> [Task material]:
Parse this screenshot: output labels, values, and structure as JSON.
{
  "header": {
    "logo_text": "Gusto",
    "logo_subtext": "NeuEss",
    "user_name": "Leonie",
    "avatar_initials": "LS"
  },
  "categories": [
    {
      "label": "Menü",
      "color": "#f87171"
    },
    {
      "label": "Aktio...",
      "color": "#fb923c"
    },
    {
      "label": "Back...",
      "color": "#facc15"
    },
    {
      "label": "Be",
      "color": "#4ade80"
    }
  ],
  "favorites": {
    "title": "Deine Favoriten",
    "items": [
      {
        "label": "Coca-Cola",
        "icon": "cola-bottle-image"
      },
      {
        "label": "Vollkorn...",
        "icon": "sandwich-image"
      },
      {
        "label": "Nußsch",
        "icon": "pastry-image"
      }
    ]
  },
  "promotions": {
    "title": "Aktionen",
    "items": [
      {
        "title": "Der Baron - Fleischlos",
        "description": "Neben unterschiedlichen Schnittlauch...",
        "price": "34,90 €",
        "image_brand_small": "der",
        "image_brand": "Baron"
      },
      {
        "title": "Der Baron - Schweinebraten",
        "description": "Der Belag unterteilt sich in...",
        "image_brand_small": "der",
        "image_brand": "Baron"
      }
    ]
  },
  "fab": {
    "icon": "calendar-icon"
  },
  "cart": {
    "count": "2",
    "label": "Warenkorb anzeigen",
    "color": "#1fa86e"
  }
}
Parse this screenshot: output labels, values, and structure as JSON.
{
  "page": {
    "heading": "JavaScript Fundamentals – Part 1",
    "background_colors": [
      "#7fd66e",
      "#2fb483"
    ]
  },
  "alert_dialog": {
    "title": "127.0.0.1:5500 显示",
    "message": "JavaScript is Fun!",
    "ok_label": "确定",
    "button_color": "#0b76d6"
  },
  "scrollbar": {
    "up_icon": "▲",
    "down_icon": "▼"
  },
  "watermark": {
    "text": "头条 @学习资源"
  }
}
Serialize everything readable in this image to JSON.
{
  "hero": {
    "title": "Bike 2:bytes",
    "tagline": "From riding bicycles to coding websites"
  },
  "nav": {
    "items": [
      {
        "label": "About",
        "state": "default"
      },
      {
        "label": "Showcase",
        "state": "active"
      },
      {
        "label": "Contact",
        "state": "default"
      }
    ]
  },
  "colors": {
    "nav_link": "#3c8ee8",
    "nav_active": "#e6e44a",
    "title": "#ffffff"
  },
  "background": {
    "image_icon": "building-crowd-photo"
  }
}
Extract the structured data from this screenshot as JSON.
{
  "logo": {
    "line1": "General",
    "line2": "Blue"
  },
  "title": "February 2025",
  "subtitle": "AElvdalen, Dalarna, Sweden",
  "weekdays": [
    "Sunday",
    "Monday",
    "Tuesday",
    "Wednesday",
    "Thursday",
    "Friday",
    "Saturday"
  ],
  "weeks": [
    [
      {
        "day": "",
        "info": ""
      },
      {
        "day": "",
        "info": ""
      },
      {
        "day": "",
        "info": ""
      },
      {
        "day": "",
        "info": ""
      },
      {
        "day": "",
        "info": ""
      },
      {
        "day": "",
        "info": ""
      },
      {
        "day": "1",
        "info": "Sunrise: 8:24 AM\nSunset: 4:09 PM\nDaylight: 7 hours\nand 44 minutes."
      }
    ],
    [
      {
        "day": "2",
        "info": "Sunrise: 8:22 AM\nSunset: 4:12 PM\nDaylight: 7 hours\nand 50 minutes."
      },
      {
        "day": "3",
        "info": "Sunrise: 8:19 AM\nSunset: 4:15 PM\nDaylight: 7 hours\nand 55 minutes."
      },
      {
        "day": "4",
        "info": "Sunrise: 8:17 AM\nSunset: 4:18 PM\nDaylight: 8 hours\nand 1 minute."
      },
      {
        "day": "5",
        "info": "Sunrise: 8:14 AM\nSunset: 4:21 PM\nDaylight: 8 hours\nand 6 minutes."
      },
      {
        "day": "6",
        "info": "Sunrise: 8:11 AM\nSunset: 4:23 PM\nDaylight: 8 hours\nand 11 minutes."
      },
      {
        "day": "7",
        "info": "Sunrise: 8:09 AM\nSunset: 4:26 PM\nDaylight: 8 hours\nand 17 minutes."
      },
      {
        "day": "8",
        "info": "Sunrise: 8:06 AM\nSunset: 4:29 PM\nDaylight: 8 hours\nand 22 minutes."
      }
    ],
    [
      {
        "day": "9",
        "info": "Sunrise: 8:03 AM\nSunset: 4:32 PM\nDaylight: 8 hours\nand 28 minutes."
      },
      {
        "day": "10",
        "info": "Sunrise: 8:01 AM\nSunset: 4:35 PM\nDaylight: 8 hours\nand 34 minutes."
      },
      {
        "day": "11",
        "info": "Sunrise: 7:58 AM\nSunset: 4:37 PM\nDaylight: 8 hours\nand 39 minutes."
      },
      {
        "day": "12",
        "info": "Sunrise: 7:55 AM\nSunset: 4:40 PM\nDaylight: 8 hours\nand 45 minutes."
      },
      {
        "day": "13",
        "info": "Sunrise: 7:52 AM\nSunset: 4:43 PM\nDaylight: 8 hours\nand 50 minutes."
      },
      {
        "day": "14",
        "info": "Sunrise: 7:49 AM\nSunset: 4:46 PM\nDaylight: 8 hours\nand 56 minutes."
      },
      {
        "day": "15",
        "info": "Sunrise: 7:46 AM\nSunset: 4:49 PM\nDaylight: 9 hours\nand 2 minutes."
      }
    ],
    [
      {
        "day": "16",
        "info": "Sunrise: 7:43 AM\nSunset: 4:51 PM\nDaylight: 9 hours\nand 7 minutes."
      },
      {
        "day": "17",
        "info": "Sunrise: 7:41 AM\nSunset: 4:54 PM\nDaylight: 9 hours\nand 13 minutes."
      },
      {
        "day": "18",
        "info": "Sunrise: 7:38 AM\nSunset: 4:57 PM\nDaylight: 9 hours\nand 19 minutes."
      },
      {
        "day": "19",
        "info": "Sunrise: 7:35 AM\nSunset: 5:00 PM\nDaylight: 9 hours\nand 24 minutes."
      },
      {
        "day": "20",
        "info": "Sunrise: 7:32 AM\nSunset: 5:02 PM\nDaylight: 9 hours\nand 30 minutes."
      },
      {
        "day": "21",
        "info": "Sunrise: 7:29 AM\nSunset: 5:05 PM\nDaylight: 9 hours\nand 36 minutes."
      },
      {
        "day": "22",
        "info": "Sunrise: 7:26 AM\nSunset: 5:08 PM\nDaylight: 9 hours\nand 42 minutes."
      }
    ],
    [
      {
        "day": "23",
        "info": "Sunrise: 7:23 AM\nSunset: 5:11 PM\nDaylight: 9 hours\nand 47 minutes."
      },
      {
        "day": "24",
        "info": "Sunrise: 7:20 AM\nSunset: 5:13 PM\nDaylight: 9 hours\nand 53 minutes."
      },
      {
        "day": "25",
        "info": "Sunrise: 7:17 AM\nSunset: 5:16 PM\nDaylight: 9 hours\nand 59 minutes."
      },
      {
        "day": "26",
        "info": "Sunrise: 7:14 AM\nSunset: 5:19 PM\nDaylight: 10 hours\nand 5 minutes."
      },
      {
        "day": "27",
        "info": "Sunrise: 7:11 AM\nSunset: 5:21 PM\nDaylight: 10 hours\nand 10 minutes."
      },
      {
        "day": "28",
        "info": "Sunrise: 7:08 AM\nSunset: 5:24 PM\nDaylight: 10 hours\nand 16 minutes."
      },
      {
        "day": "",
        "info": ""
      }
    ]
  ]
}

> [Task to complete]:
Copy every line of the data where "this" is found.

> [Finished task]:
Parse this screenshot: output labels, values, and structure as JSON.
Parse this screenshot: output labels, values, and structure as JSON.
Serialize everything readable in this image to JSON.
Extract the structured data from this screenshot as JSON.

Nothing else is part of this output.